Employees make for great curators.  They are often up to speed on the latest trends in your industry and follow your topics out of genuine interest.  If there are clear editorial policies, employees can be a great asset to assist in identifying and curating engaging content.


Curated content works best when it is supported with great content.  When using a platform such as Atomic Reach (plug, plug), curation takes minutes a day, which will keep your content stream fresh, interesting and engaging.  Creating original content is mission critical but it is more time-consuming, difficult and expensive.  With an effective curation program, you will be less reliant on producing original content, deliver fresh content on a daily basis, and have community members promoting your brand. That said, the more original content created, the better the program will perform.


Share content from your contributors across all your social media channels and make sure to always give credit to the originating author.  The more you share, the more the community will push your articles, drive traffic to your site and promote your brand.  Additionally, an increase in organic links, references and traffic will drive better search engine PageRank value.

Get Help With Content Discovery

Open up your content curation universe to the public.  Your customers, personal network and business community are a great resource to leverage, and they will help to build your content repository if you give them the tools that make it easy for them to share content with you.


Not all topics work but those that do will drive performance and ROI.  Analyze on a regular basis, and adapt based on the results.

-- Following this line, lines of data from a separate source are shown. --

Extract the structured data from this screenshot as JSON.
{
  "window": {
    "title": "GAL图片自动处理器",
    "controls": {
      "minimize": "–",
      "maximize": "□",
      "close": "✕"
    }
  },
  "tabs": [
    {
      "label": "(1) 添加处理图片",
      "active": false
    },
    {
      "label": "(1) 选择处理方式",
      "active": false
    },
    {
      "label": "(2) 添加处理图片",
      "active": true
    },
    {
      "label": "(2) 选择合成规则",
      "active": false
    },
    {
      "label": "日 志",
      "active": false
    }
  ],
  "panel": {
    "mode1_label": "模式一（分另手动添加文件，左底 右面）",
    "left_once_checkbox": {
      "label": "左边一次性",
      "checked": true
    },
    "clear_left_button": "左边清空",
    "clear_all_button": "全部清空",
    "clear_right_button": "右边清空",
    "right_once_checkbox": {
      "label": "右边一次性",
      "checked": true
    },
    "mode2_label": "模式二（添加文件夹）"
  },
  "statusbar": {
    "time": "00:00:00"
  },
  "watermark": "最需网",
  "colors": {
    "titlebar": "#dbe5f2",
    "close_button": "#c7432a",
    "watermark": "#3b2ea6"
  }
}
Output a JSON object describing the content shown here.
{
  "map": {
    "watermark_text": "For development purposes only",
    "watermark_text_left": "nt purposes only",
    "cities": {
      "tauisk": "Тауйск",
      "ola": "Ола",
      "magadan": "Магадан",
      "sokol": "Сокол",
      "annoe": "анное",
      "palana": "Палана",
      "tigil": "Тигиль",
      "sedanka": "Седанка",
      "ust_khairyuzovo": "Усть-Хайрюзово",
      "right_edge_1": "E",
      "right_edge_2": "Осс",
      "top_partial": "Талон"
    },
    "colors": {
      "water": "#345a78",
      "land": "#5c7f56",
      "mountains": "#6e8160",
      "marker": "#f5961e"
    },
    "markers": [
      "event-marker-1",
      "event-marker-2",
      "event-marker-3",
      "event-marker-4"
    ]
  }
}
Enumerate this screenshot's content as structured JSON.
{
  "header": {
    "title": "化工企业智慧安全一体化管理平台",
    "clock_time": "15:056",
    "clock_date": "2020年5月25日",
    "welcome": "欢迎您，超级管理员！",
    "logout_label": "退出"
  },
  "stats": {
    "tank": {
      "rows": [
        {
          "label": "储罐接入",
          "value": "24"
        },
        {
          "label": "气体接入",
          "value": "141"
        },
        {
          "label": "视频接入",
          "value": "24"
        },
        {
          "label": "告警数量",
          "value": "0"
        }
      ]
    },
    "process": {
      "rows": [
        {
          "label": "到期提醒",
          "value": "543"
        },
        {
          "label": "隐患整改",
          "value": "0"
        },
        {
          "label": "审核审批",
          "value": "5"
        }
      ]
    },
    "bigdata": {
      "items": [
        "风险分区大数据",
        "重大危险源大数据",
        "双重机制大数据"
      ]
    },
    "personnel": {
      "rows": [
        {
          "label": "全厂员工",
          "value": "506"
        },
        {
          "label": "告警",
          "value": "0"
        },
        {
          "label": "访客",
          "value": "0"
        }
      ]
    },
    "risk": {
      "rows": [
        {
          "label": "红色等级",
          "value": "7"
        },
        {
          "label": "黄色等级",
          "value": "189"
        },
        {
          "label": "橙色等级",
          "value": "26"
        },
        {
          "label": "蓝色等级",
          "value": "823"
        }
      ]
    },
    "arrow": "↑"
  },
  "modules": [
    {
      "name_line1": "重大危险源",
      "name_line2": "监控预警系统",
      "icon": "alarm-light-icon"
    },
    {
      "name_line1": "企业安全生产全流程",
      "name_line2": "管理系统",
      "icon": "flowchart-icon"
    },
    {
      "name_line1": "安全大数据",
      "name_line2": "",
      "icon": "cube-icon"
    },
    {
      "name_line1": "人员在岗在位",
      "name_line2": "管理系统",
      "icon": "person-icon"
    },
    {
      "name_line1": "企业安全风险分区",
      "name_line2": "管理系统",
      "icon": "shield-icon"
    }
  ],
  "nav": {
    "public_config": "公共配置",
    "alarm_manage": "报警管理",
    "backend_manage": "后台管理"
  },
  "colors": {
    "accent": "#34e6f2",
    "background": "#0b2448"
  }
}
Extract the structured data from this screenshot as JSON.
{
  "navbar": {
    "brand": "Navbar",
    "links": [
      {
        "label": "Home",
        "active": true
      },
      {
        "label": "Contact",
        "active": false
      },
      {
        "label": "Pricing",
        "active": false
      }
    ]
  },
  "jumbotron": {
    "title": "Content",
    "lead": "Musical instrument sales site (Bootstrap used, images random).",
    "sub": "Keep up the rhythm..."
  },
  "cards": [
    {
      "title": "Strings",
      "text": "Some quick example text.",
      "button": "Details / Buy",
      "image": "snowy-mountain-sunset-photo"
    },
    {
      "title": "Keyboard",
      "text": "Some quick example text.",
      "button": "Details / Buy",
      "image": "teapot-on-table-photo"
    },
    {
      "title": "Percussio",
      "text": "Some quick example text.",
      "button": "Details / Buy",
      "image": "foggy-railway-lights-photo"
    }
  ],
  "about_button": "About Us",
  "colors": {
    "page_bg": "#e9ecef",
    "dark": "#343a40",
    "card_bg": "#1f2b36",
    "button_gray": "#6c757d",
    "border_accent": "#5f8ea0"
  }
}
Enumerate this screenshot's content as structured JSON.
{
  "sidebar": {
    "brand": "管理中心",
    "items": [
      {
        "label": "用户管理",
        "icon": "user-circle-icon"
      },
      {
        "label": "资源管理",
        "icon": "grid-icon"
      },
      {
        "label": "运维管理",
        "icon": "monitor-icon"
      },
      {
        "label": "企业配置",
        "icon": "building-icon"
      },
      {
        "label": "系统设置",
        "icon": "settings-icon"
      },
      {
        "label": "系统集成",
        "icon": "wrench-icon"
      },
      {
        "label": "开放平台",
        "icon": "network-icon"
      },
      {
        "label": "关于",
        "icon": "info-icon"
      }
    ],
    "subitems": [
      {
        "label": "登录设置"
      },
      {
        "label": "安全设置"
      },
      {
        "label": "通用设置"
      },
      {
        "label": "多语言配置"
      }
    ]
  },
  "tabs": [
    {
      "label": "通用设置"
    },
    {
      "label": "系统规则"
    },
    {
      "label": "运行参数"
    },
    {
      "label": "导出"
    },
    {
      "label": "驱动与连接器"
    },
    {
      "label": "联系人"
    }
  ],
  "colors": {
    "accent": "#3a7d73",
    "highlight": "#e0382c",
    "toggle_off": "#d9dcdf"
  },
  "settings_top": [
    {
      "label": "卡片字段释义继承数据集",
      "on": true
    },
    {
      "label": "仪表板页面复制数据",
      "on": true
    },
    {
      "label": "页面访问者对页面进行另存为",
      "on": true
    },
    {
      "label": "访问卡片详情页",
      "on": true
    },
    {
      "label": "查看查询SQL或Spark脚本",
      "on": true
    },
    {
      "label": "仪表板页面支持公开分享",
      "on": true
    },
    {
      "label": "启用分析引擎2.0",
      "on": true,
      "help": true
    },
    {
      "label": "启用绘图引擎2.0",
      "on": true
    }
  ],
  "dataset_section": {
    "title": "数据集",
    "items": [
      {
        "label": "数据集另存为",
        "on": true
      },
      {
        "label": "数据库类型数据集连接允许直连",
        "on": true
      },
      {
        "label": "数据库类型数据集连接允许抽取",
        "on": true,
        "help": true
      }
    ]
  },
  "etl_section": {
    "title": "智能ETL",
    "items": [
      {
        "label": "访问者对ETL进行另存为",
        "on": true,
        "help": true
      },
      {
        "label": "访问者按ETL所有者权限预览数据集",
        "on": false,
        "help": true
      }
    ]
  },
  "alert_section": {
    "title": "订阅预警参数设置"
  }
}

There you have it.  Atomic Reach content curation 101 and the recipe we use to help make our clients’ content curation programs successful.